I’m not a Ferrari fan, but it was disappointing to hear the various commentators dismiss the team at this stage. The team has lost or changed many key staff, and it is the start of the season. My vision isn’t blurred by red, but I see no reason whatsoever to make disparaging remarks about the team, write them off, or suggest they will be nowhere to be seen at the end of the season. At this stage, a complete reversal of form is by no means off the cards.
Brawn’s performance was possibly the most interesting of the weekend. I didn’t hear anyone else mention sandbagging or misdirection, but the result and performance of the cars and drivers suggests some intriguing tactics played over the weekend. Despite reports of chassis changes which were said to cut away all the advantageous diffuser bits from below the cars, and precise temperature figures being quoted for maximum air temperatures that would mean the engine cooling – and therefore power – would be compromised, that temperature was exceeded, and the car carried on to a comfortable win.
Much as the opening races in faraway countries are fun, I look forward to the relatively stable period in Europe, where it’s possible to get a more balanced view of just how each team performs over an extended period.
The KERS system is something of an anomaly, even a disappointment, possibly a handicap rather than a potential advantage. If you use it, you have to carry the weight for the whole race, but can only use the recovered energy for a few seconds. This makes it artificial, as the rules can make the period so short that it is next to useless, or so long that anyone who doesn’t have it fitted has no chance of winning. In effect, the rulebook could define the winner.
I can’t help feeling that it should be ditched, or made a compulsory part of every F1 car, and rather than being time-limited, it should perhaps be given a maximum weight.
This would allow the teams to choose how they balanced the mix of generation versus storage. Their design problem would them be similar to that of their current refuelling strategy choices where they have to balance fuel/weight versus number of pit stops and lap times.
Their KERS weight limit would then force them to decide whether they wanted a big generator (and less battery storage), which would charge the batteries quickly, but they would have little duration, or to have a small generator (and more battery storage), which would take longer to charge the batteries, but they would then have greater duration.
Flywheel systems are inherently weight dependent, but could have further rules determining their dimensions and how that weight was distributed on the flywheel, since a given mass distributed further from the centre of rotation stores more energy than it would at a lesser radius.
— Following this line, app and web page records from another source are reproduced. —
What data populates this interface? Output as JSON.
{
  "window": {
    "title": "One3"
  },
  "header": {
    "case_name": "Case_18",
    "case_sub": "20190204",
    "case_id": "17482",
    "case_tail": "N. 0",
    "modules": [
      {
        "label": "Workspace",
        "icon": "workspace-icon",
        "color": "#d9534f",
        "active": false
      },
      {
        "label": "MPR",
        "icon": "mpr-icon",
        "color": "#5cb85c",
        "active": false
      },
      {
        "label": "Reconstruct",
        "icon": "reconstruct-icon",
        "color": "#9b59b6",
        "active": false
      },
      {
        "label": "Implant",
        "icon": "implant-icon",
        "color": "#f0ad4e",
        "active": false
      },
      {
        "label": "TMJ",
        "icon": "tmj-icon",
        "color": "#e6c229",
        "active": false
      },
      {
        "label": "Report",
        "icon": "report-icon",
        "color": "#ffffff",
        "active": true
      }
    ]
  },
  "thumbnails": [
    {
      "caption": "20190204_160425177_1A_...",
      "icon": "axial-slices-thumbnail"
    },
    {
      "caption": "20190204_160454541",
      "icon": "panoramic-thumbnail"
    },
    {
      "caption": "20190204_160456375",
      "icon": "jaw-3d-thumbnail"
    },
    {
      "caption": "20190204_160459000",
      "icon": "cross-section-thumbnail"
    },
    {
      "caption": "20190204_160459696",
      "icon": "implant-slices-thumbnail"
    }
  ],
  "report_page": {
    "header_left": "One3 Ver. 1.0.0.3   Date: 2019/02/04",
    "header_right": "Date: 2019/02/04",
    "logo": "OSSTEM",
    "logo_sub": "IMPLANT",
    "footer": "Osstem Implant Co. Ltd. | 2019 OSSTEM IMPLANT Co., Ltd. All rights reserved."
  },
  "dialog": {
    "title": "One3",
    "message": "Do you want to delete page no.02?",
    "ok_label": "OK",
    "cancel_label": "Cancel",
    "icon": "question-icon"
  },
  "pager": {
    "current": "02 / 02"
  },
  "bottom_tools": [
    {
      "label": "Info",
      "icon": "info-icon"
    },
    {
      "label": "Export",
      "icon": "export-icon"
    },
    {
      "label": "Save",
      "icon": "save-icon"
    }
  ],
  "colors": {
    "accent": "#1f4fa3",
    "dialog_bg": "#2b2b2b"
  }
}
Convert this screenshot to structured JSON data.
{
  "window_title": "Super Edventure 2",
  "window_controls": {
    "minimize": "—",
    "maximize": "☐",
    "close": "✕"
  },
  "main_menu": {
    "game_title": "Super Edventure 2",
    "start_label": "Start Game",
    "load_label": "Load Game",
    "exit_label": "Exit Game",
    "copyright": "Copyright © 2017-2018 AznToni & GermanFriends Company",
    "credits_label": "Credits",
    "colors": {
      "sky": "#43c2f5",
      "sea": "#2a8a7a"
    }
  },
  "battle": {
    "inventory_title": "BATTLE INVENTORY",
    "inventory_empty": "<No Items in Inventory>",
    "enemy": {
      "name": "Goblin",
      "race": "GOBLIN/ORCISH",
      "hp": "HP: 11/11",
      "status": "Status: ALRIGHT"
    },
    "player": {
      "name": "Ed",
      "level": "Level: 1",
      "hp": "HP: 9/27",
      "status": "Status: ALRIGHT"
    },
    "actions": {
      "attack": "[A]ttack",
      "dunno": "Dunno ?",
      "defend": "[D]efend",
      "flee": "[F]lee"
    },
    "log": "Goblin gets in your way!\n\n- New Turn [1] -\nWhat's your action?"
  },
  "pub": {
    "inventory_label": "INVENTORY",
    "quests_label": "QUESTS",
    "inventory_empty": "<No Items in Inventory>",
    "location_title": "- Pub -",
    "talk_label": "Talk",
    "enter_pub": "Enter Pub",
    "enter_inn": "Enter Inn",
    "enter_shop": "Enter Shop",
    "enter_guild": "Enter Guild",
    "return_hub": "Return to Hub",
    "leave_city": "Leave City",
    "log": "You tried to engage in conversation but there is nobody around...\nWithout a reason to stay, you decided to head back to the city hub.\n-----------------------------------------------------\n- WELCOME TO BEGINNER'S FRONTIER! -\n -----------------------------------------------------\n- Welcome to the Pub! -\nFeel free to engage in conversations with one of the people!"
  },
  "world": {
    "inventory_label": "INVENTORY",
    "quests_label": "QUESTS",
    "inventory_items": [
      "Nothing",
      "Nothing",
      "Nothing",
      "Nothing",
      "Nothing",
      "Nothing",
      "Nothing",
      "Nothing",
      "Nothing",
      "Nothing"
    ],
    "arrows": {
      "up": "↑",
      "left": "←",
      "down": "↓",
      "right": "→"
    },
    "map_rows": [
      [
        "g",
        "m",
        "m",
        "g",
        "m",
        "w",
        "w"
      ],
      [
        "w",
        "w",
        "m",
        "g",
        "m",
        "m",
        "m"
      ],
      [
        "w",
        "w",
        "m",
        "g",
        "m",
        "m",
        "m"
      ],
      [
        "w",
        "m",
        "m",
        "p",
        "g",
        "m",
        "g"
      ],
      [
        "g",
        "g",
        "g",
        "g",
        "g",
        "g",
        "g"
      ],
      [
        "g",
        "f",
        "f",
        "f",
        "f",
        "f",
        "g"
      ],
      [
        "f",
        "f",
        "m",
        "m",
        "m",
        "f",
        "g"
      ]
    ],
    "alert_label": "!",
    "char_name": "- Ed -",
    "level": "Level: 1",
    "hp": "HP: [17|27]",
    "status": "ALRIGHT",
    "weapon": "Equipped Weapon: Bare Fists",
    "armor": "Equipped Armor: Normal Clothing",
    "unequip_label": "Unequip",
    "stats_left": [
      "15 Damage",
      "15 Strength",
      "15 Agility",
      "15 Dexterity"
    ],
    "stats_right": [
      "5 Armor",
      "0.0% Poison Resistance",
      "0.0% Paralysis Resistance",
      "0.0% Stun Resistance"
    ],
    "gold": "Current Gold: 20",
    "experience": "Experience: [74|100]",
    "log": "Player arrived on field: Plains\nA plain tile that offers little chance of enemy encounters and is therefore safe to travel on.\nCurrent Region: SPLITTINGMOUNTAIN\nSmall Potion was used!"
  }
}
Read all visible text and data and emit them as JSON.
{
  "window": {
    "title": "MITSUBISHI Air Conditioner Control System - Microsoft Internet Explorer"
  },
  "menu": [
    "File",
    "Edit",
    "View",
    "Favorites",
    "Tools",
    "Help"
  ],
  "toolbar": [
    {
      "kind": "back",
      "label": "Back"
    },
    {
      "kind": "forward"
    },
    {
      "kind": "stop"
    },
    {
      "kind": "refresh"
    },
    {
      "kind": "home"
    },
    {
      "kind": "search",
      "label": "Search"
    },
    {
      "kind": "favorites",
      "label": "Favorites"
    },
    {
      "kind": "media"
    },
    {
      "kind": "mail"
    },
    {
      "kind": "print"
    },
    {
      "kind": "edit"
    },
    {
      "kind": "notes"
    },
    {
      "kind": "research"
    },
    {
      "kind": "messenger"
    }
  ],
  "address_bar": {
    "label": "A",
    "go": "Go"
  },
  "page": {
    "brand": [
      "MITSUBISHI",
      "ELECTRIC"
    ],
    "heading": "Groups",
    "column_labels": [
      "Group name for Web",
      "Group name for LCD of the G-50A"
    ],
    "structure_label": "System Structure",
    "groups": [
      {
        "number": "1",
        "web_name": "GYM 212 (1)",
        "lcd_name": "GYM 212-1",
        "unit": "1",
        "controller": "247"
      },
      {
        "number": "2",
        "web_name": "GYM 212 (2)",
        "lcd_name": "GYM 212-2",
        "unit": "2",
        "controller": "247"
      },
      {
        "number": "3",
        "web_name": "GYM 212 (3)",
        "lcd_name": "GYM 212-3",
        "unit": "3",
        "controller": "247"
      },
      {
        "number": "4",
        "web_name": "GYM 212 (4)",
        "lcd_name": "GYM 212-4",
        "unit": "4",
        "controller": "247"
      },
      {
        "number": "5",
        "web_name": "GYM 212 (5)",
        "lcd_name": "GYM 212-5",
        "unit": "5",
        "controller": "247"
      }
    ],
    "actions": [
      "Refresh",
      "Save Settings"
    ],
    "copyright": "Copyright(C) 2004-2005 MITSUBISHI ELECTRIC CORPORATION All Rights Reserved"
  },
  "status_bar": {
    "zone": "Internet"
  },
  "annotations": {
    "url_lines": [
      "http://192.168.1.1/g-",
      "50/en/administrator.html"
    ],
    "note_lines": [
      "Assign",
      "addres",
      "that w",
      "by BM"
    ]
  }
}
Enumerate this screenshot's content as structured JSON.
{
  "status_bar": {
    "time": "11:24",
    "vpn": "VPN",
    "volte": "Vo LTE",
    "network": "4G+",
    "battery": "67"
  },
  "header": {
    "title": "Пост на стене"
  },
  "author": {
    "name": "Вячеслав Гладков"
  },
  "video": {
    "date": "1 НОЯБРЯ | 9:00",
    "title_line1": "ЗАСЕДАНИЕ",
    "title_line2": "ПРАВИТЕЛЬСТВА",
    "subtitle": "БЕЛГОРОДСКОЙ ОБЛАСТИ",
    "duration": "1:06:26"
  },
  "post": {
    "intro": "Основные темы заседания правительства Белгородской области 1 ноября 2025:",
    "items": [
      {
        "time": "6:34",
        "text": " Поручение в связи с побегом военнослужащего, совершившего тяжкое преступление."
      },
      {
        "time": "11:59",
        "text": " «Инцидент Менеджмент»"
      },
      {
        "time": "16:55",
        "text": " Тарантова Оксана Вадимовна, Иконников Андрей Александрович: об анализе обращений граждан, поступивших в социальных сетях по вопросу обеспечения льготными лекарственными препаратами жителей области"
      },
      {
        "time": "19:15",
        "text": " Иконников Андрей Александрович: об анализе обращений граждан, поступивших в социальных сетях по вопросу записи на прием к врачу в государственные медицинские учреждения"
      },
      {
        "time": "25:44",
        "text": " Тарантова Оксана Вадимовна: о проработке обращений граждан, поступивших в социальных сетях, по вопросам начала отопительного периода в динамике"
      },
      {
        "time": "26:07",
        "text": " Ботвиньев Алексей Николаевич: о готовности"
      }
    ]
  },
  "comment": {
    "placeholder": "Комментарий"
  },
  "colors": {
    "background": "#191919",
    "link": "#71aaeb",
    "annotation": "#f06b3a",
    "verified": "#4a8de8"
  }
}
And you can complicate things further by mounting the flywheel in a vacuum, and spinning it at tens of thousands of rpm – really dangerous in a crash, so demanding a heavy safety enclosure.
This could keep the F1 rulebook writers busy for years – maybe we should ban them now, and just go for electrical systems.